** WHAT TO DO **
Among the records below, find the lines containing "AbstractRememberMeManager" and state only how many there are.

** RECORD SET **
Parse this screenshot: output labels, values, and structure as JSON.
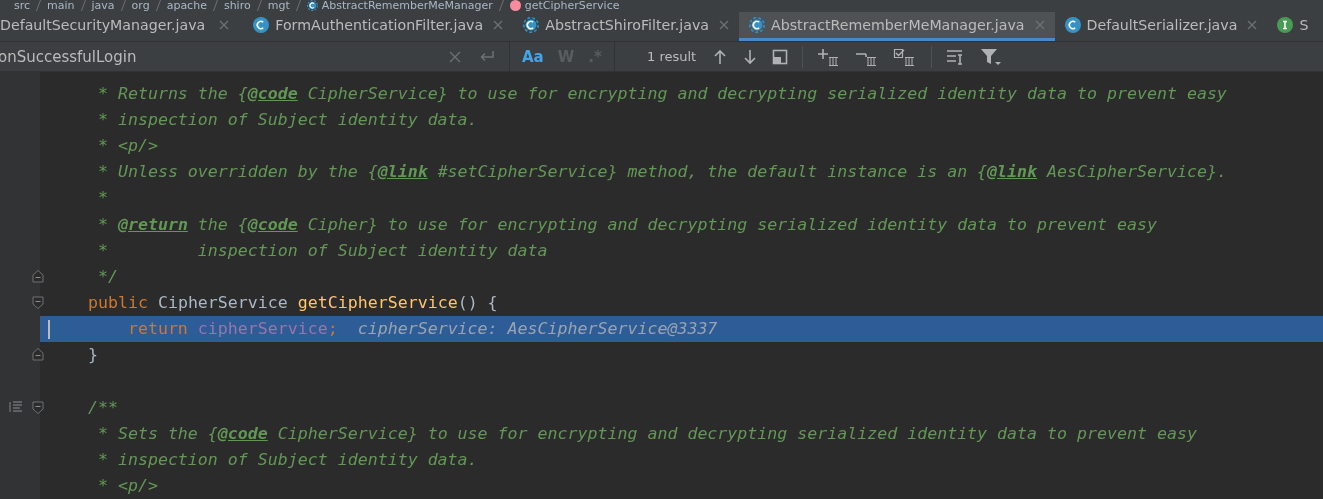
{
  "breadcrumb": [
    {
      "label": "src",
      "kind": "folder"
    },
    {
      "label": "main",
      "kind": "folder"
    },
    {
      "label": "java",
      "kind": "folder"
    },
    {
      "label": "org",
      "kind": "folder"
    },
    {
      "label": "apache",
      "kind": "folder"
    },
    {
      "label": "shiro",
      "kind": "folder"
    },
    {
      "label": "mgt",
      "kind": "folder"
    },
    {
      "label": "AbstractRememberMeManager",
      "kind": "abstract"
    },
    {
      "label": "getCipherService",
      "kind": "method"
    }
  ],
  "tabs": [
    {
      "label": "DefaultSecurityManager.java",
      "kind": "cut",
      "selected": false
    },
    {
      "label": "FormAuthenticationFilter.java",
      "kind": "class",
      "selected": false
    },
    {
      "label": "AbstractShiroFilter.java",
      "kind": "abstract",
      "selected": false
    },
    {
      "label": "AbstractRememberMeManager.java",
      "kind": "abstract",
      "selected": true
    },
    {
      "label": "DefaultSerializer.java",
      "kind": "class",
      "selected": false
    },
    {
      "label": "S",
      "kind": "interface",
      "selected": false
    }
  ],
  "search": {
    "value": "onSuccessfulLogin",
    "options": [
      {
        "label": "Aa",
        "selected": true
      },
      {
        "label": "W",
        "selected": false
      },
      {
        "label": ".*",
        "selected": false
      }
    ],
    "result": "1 result"
  },
  "code": [
    {
      "kind": "text",
      "current": false,
      "tokens": [
        {
          "kind": "comment",
          "text": "     * Returns the {"
        },
        {
          "kind": "doc_tag",
          "text": "@code"
        },
        {
          "kind": "comment",
          "text": " CipherService} to use for encrypting and decrypting serialized identity data to prevent easy"
        }
      ]
    },
    {
      "kind": "text",
      "current": false,
      "tokens": [
        {
          "kind": "comment",
          "text": "     * inspection of Subject identity data."
        }
      ]
    },
    {
      "kind": "text",
      "current": false,
      "tokens": [
        {
          "kind": "comment",
          "text": "     * <p/>"
        }
      ]
    },
    {
      "kind": "text",
      "current": false,
      "tokens": [
        {
          "kind": "comment",
          "text": "     * Unless overridden by the {"
        },
        {
          "kind": "doc_tag",
          "text": "@link"
        },
        {
          "kind": "comment",
          "text": " #setCipherService} method, the default instance is an {"
        },
        {
          "kind": "doc_tag",
          "text": "@link"
        },
        {
          "kind": "comment",
          "text": " AesCipherService}."
        }
      ]
    },
    {
      "kind": "text",
      "current": false,
      "tokens": [
        {
          "kind": "comment",
          "text": "     *"
        }
      ]
    },
    {
      "kind": "text",
      "current": false,
      "tokens": [
        {
          "kind": "comment",
          "text": "     * "
        },
        {
          "kind": "doc_tag",
          "text": "@return"
        },
        {
          "kind": "comment",
          "text": " the {"
        },
        {
          "kind": "doc_tag",
          "text": "@code"
        },
        {
          "kind": "comment",
          "text": " Cipher} to use for encrypting and decrypting serialized identity data to prevent easy"
        }
      ]
    },
    {
      "kind": "text",
      "current": false,
      "tokens": [
        {
          "kind": "comment",
          "text": "     *         inspection of Subject identity data"
        }
      ]
    },
    {
      "kind": "fold_end",
      "current": false,
      "tokens": [
        {
          "kind": "comment",
          "text": "     */"
        }
      ]
    },
    {
      "kind": "fold_start",
      "current": false,
      "tokens": [
        {
          "kind": "keyword",
          "text": "    public "
        },
        {
          "kind": "plain",
          "text": "CipherService "
        },
        {
          "kind": "method",
          "text": "getCipherService"
        },
        {
          "kind": "plain",
          "text": "() {"
        }
      ]
    },
    {
      "kind": "text",
      "current": true,
      "tokens": [
        {
          "kind": "keyword",
          "text": "        return "
        },
        {
          "kind": "field",
          "text": "cipherService"
        },
        {
          "kind": "keyword",
          "text": ";"
        },
        {
          "kind": "hint",
          "text": "  cipherService: AesCipherService@3337"
        }
      ]
    },
    {
      "kind": "fold_end",
      "current": false,
      "tokens": [
        {
          "kind": "plain",
          "text": "    }"
        }
      ]
    },
    {
      "kind": "blank"
    },
    {
      "kind": "doc_fold_start",
      "current": false,
      "tokens": [
        {
          "kind": "comment",
          "text": "    /**"
        }
      ]
    },
    {
      "kind": "text",
      "current": false,
      "tokens": [
        {
          "kind": "comment",
          "text": "     * Sets the {"
        },
        {
          "kind": "doc_tag",
          "text": "@code"
        },
        {
          "kind": "comment",
          "text": " CipherService} to use for encrypting and decrypting serialized identity data to prevent easy"
        }
      ]
    },
    {
      "kind": "text",
      "current": false,
      "tokens": [
        {
          "kind": "comment",
          "text": "     * inspection of Subject identity data."
        }
      ]
    },
    {
      "kind": "text",
      "current": false,
      "tokens": [
        {
          "kind": "comment",
          "text": "     * <p/>"
        }
      ]
    }
  ]
}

** EXERCISE SOLUTION **
2